Entries taken from a collection
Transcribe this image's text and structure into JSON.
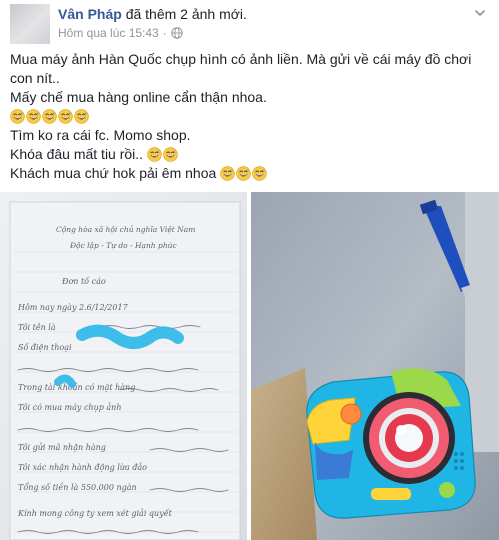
{
  "post": {
    "author": "Vân Pháp",
    "action": "đã thêm 2 ảnh mới.",
    "time": "Hôm qua lúc 15:43",
    "privacy_icon": "globe-icon",
    "menu_icon": "chevron-down-icon",
    "lines": [
      "Mua máy ảnh Hàn Quốc chụp hình có ảnh liền. Mà gửi về cái máy đồ chơi",
      "con nít..",
      "Mấy chế mua hàng online cẩn thận nhoa.",
      "",
      "Tìm ko ra cái fc. Momo shop.",
      "Khóa đâu mất tiu rồi..",
      "Khách mua chứ hok pải êm nhoa"
    ],
    "emoji": "grinning-sweat-emoji"
  },
  "photos": {
    "left": {
      "description_icon": "handwritten-letter-photo",
      "handwriting": [
        "Cộng hòa xã hội chủ nghĩa Việt Nam",
        "Độc lập - Tự do - Hạnh phúc",
        "Đơn tố cáo",
        "Hôm nay ngày 2.6/12/2017",
        "Tôi tên là",
        "Số điện thoại",
        "Trong tài khoản có mặt hàng",
        "Tôi có mua máy chụp ảnh",
        "Tôi gửi mã nhận hàng",
        "Tôi xác nhận hành động lừa đảo",
        "Tổng số tiền là 550.000 ngàn",
        "Kính mong công ty xem xét giải quyết"
      ]
    },
    "right": {
      "description_icon": "toy-camera-photo"
    }
  },
  "colors": {
    "link": "#365899",
    "meta": "#90949c",
    "text": "#1d2129",
    "emoji": "#f7c948"
  }
}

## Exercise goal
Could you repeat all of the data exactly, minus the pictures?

## Written response
Transcribe this image's text and structure into JSON.
{
  "post": {
    "author": "Vân Pháp",
    "action": "đã thêm 2 ảnh mới.",
    "time": "Hôm qua lúc 15:43",
    "privacy_icon": "globe-icon",
    "menu_icon": "chevron-down-icon",
    "lines": [
      "Mua máy ảnh Hàn Quốc chụp hình có ảnh liền. Mà gửi về cái máy đồ chơi",
      "con nít..",
      "Mấy chế mua hàng online cẩn thận nhoa.",
      "",
      "Tìm ko ra cái fc. Momo shop.",
      "Khóa đâu mất tiu rồi..",
      "Khách mua chứ hok pải êm nhoa"
    ],
    "emoji": "grinning-sweat-emoji"
  },
  "photos": {
    "left": {
      "description_icon": "handwritten-letter-photo",
      "handwriting": [
        "Cộng hòa xã hội chủ nghĩa Việt Nam",
        "Độc lập - Tự do - Hạnh phúc",
        "Đơn tố cáo",
        "Hôm nay ngày 2.6/12/2017",
        "Tôi tên là",
        "Số điện thoại",
        "Trong tài khoản có mặt hàng",
        "Tôi có mua máy chụp ảnh",
        "Tôi gửi mã nhận hàng",
        "Tôi xác nhận hành động lừa đảo",
        "Tổng số tiền là 550.000 ngàn",
        "Kính mong công ty xem xét giải quyết"
      ]
    },
    "right": {
      "description_icon": "toy-camera-photo"
    }
  },
  "colors": {
    "link": "#365899",
    "meta": "#90949c",
    "text": "#1d2129",
    "emoji": "#f7c948"
  }
}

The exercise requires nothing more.